What you have to do: Without the pictures, return each record as it appears.

*** Data extract ***

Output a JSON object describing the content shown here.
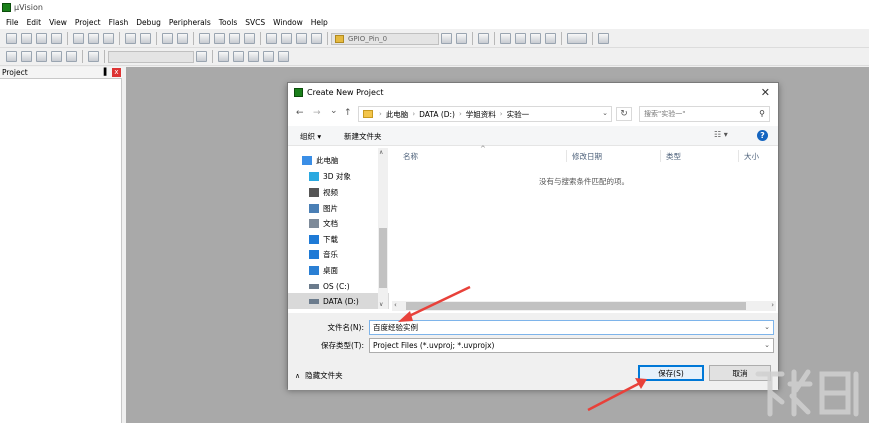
{
  "window": {
    "title": "µVision"
  },
  "menu": [
    "File",
    "Edit",
    "View",
    "Project",
    "Flash",
    "Debug",
    "Peripherals",
    "Tools",
    "SVCS",
    "Window",
    "Help"
  ],
  "toolbar": {
    "target_combo": "GPIO_Pin_0"
  },
  "project_panel": {
    "title": "Project",
    "pin": "▐",
    "close": "x"
  },
  "dialog": {
    "title": "Create New Project",
    "close": "✕",
    "nav": {
      "back": "←",
      "forward": "→",
      "recent": "⌄",
      "up": "↑"
    },
    "breadcrumb": [
      "此电脑",
      "DATA (D:)",
      "学姐资料",
      "实验一"
    ],
    "search_placeholder": "搜索\"实验一\"",
    "commands": {
      "organize": "组织 ▾",
      "new_folder": "新建文件夹"
    },
    "view_toggle": "☷ ▾",
    "help": "?",
    "nav_items": [
      {
        "label": "此电脑",
        "icon": "computer-icon",
        "color": "#3a8ee6"
      },
      {
        "label": "3D 对象",
        "icon": "cube-icon",
        "color": "#2aa9e0"
      },
      {
        "label": "视频",
        "icon": "video-icon",
        "color": "#555555"
      },
      {
        "label": "图片",
        "icon": "picture-icon",
        "color": "#4a7fb5"
      },
      {
        "label": "文档",
        "icon": "document-icon",
        "color": "#7d8a99"
      },
      {
        "label": "下载",
        "icon": "download-icon",
        "color": "#1e7ad6"
      },
      {
        "label": "音乐",
        "icon": "music-icon",
        "color": "#1e7ad6"
      },
      {
        "label": "桌面",
        "icon": "desktop-icon",
        "color": "#2a7fd4"
      },
      {
        "label": "OS (C:)",
        "icon": "drive-icon",
        "color": "#6b7b8c"
      },
      {
        "label": "DATA (D:)",
        "icon": "drive-icon",
        "color": "#6b7b8c"
      }
    ],
    "columns": [
      "名称",
      "修改日期",
      "类型",
      "大小"
    ],
    "empty_message": "没有与搜索条件匹配的项。",
    "filename_label": "文件名(N):",
    "filename_value": "百度经验实例",
    "filetype_label": "保存类型(T):",
    "filetype_value": "Project Files (*.uvproj; *.uvprojx)",
    "hide_folders": "隐藏文件夹",
    "save_button": "保存(S)",
    "cancel_button": "取消"
  },
  "watermark": {
    "text": "下载吧"
  },
  "colors": {
    "arrow": "#e8413a",
    "accent": "#0078d7",
    "workspace": "#a9a9a9"
  }
}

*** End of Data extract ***

Response area:
Output a JSON object describing the content shown here.
{
  "window": {
    "title": "µVision"
  },
  "menu": [
    "File",
    "Edit",
    "View",
    "Project",
    "Flash",
    "Debug",
    "Peripherals",
    "Tools",
    "SVCS",
    "Window",
    "Help"
  ],
  "toolbar": {
    "target_combo": "GPIO_Pin_0"
  },
  "project_panel": {
    "title": "Project",
    "pin": "▐",
    "close": "x"
  },
  "dialog": {
    "title": "Create New Project",
    "close": "✕",
    "nav": {
      "back": "←",
      "forward": "→",
      "recent": "⌄",
      "up": "↑"
    },
    "breadcrumb": [
      "此电脑",
      "DATA (D:)",
      "学姐资料",
      "实验一"
    ],
    "search_placeholder": "搜索\"实验一\"",
    "commands": {
      "organize": "组织 ▾",
      "new_folder": "新建文件夹"
    },
    "view_toggle": "☷ ▾",
    "help": "?",
    "nav_items": [
      {
        "label": "此电脑",
        "icon": "computer-icon",
        "color": "#3a8ee6"
      },
      {
        "label": "3D 对象",
        "icon": "cube-icon",
        "color": "#2aa9e0"
      },
      {
        "label": "视频",
        "icon": "video-icon",
        "color": "#555555"
      },
      {
        "label": "图片",
        "icon": "picture-icon",
        "color": "#4a7fb5"
      },
      {
        "label": "文档",
        "icon": "document-icon",
        "color": "#7d8a99"
      },
      {
        "label": "下载",
        "icon": "download-icon",
        "color": "#1e7ad6"
      },
      {
        "label": "音乐",
        "icon": "music-icon",
        "color": "#1e7ad6"
      },
      {
        "label": "桌面",
        "icon": "desktop-icon",
        "color": "#2a7fd4"
      },
      {
        "label": "OS (C:)",
        "icon": "drive-icon",
        "color": "#6b7b8c"
      },
      {
        "label": "DATA (D:)",
        "icon": "drive-icon",
        "color": "#6b7b8c"
      }
    ],
    "columns": [
      "名称",
      "修改日期",
      "类型",
      "大小"
    ],
    "empty_message": "没有与搜索条件匹配的项。",
    "filename_label": "文件名(N):",
    "filename_value": "百度经验实例",
    "filetype_label": "保存类型(T):",
    "filetype_value": "Project Files (*.uvproj; *.uvprojx)",
    "hide_folders": "隐藏文件夹",
    "save_button": "保存(S)",
    "cancel_button": "取消"
  },
  "watermark": {
    "text": "下载吧"
  },
  "colors": {
    "arrow": "#e8413a",
    "accent": "#0078d7",
    "workspace": "#a9a9a9"
  }
}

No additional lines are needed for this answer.